Tip #3: Why is the PI parked there? A PI can be parked on a country public road and document whatever he sees “in plain view” -- but he’d better have a good reason for being there if someone asks. Most PIs keeps props ready, such as binoculars and a bird guide (so she/he can't pretend they're a bird watcher), car-repair tools (pretending he/she's fixing their car) and so on. An acquaintance of mine, whose husband is an FBI special agent, said the bird-watching story is cliche and most country folks would find the story laughable.

Maybe your private eye uses the bird watcher cover story and blows his cover, which could be an entertaining scene. Or perhaps your sleuth is an accomplished bird watcher and can pull off that pretext without a problem.

Tip #4: Look the part: Just as a PI wears clothes appropriate to a city location, he/she will wear clothes that blend in to that part of the country and season. Whenever we did a winter rural surveillance in Colorado, we wore jeans, t-shirts, boots and jackets.

Tip #5: Choose useful equipment: As I mentioned in Tip #1, your PI might encounter a situation where he/she has no WiFi service or satellite signals. That could create a dicey situation for your character. However, maybe he/she has an add-on communication device to a smartphone that uses long-range radio waves to connect by text with others. One such device is goTenna.

Other equipment for rural surveillances includes cameras with increased optical zoom, and video equipment that is functional, portable and low profile. These might be apps on your sleuth's smartphone, fyi.


A Private Eye Tool: The Smartphone

In the Not-So-Long-Ago Days...

I used to lug around all kinds of equipment for my investigations, such as digital and video cameras, cell phone, notebooks, pens, digital recorders, flashlight, magnifying glass, measuring tape and more. However, my smartphone now contains a lot of these tools as apps. Yes, even the measuring tape! I also have apps to do language translations, capture video if motion is detected, capture public data about homes, and much more.

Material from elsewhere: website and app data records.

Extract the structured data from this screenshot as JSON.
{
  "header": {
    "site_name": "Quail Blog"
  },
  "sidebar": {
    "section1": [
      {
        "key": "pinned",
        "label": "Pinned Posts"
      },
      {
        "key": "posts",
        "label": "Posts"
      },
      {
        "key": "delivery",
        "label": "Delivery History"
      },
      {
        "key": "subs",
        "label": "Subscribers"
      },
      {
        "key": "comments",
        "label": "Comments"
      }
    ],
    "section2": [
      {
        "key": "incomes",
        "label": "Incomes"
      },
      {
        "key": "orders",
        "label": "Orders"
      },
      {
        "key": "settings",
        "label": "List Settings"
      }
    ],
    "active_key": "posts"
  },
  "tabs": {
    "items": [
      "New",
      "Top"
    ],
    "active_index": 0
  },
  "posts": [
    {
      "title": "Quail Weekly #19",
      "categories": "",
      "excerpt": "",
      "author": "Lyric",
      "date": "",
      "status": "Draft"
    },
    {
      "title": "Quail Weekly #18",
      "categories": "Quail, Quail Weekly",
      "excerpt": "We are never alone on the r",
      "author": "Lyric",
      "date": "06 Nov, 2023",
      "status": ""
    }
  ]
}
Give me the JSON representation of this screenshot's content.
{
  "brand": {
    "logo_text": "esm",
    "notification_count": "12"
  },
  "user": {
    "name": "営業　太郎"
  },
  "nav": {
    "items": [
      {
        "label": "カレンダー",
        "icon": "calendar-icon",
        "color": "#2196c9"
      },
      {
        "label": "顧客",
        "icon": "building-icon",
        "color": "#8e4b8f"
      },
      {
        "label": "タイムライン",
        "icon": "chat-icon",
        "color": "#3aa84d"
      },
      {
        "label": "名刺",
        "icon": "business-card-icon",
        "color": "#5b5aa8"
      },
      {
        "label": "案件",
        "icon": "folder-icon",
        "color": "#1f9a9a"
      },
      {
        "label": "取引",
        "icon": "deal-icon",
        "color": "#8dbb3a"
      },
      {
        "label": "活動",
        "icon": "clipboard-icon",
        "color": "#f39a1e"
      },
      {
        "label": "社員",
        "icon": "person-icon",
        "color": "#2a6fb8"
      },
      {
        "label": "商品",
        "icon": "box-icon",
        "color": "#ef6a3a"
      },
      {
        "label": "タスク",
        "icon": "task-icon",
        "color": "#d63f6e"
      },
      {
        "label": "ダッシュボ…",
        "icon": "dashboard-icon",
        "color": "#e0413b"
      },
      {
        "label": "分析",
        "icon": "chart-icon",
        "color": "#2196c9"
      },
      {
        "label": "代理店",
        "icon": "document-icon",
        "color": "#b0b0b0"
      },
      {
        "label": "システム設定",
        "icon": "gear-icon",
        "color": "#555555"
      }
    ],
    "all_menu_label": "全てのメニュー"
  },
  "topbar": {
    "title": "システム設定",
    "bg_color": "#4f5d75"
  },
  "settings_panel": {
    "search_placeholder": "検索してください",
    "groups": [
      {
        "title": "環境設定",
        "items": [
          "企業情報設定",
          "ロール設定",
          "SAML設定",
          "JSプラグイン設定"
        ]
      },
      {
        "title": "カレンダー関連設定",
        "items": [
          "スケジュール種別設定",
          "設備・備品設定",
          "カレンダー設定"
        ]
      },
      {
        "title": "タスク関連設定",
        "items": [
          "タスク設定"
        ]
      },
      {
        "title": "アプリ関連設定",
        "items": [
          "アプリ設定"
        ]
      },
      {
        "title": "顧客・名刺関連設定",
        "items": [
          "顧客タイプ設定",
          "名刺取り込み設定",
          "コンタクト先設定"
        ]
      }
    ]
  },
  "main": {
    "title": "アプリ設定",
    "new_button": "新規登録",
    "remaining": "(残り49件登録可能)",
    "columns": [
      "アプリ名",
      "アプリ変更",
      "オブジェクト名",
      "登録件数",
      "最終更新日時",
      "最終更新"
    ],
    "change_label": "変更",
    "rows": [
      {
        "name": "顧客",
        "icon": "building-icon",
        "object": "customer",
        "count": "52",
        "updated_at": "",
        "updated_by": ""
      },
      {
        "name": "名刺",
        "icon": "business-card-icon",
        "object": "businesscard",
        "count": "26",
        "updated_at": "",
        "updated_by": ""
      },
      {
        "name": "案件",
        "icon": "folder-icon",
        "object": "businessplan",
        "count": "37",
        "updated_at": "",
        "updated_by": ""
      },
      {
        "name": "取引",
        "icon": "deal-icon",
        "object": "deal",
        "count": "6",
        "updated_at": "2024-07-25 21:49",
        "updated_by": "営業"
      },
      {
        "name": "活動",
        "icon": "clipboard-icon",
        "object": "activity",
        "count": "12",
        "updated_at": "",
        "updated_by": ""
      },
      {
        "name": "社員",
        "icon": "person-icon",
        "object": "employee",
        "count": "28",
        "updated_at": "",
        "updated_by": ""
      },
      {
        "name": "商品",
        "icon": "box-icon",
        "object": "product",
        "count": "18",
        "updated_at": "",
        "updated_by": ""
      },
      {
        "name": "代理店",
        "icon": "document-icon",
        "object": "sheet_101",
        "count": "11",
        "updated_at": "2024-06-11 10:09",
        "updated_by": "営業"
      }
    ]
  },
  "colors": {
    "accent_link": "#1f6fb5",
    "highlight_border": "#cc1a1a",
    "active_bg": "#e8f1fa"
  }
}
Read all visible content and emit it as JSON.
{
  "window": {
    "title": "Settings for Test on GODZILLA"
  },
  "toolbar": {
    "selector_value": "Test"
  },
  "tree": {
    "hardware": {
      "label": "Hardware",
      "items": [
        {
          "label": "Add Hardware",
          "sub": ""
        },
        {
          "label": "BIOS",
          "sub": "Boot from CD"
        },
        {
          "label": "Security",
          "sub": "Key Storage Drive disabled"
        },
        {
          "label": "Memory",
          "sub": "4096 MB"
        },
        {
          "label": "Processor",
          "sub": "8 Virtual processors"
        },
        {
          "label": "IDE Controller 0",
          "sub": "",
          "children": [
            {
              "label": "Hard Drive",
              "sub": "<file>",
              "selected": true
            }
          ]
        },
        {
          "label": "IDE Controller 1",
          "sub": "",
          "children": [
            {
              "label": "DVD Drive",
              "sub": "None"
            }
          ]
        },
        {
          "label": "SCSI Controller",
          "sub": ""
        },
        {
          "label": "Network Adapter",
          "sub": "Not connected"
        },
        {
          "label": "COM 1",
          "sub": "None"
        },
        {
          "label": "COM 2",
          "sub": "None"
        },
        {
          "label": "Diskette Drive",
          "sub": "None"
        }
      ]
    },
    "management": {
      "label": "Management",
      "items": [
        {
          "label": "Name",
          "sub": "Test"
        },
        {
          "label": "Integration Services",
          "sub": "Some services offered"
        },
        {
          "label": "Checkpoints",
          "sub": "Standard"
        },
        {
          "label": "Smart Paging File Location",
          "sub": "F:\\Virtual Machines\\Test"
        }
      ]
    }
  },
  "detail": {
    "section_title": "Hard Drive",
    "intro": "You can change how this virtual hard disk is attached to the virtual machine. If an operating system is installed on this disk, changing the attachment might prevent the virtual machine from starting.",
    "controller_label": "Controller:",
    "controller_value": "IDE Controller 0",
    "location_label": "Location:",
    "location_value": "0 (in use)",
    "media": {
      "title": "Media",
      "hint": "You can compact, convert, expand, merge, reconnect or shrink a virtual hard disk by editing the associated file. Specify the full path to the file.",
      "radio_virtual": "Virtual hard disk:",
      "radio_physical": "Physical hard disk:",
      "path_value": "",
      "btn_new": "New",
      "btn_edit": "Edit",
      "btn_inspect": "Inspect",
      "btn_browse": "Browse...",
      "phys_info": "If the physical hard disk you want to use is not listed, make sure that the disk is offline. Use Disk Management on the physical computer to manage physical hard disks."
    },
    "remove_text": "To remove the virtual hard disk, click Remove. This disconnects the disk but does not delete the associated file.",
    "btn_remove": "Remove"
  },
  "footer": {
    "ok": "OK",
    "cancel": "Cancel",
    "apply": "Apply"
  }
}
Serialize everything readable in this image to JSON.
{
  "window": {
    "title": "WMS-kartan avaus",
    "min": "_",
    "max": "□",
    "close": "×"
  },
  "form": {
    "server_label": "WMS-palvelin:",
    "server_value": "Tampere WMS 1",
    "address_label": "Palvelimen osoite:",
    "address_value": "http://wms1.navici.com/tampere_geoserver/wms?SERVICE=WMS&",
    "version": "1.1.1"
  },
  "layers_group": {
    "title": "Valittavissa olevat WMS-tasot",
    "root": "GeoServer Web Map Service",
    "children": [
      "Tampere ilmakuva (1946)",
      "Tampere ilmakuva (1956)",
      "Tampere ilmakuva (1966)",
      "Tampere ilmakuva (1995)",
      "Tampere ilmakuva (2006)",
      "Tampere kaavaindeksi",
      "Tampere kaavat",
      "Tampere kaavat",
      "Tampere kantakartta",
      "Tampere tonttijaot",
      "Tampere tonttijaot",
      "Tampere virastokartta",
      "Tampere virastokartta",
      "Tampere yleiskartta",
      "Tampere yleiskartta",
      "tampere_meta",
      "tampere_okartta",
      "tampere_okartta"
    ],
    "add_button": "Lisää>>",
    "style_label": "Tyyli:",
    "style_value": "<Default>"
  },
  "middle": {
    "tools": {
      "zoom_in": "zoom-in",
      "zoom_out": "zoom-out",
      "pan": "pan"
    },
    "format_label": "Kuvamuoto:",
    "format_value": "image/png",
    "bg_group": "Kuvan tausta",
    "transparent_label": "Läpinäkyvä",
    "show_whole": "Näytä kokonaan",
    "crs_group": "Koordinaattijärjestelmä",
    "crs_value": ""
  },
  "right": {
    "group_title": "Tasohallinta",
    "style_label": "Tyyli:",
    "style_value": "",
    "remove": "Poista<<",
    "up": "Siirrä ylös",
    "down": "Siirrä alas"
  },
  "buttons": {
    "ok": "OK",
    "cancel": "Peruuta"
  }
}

Keeping Devices Charged

Back when I lugged around a bag or two of equipment, I had to always ensure some devices had been charged sufficiently so they'd have enough "juice" when I was out in the field. Just my luck if I hadn't taken the time to charge my cell phone or the video camera or any other item!

Winging It

When a digital camera, for example, ran out of power, I'd have to wing it. If I had a video camera with me, I'd use its photo feature to take still shots. But I avoided using the camera on my cell phone because the quality was so shoddy, and I didn't want to insert amateurish, cheap-looking photos into an investigative report. Good news is that today's smartphones take clear, usable photos and video.

These days I need to always keep the smartphone charged. Fortunately, we have battery chargers in both of our vehicles to help with this.

Smartphone Apps for Investigators

To read more about smartphone apps for PIs, click on the below article links. Some I wrote for my "sister" site Guns, Gams and Gumshoes; others are written by other P.I.s on their sites (in no particular order):

12 Essential Smartphone Apps Worth Investigating (Pursuit Magazine)

Must-Have iPhone Apps for the Private Investigator #3 (P.I. Advice)

Must-Have iPhone Apps for the Private Investigator part 2 (P.I. Advice)

Must-Have iPhone Apps for the Private Investigator part 1 (P.I. Advice)

iPhone Apps for Private Investigators (Guns, Gams and Gumshoes)

More iPhone Apps for Private Investigators (Guns, Gams and Gumshoes)

 

I still carry a pen and pad for taking notes, but I also take notes by typing them into my smartphone, which I can then email to myself/client.

I still carry a pen and pad for taking notes, but I also take notes by typing them into my smartphone, which I can then email to myself/client.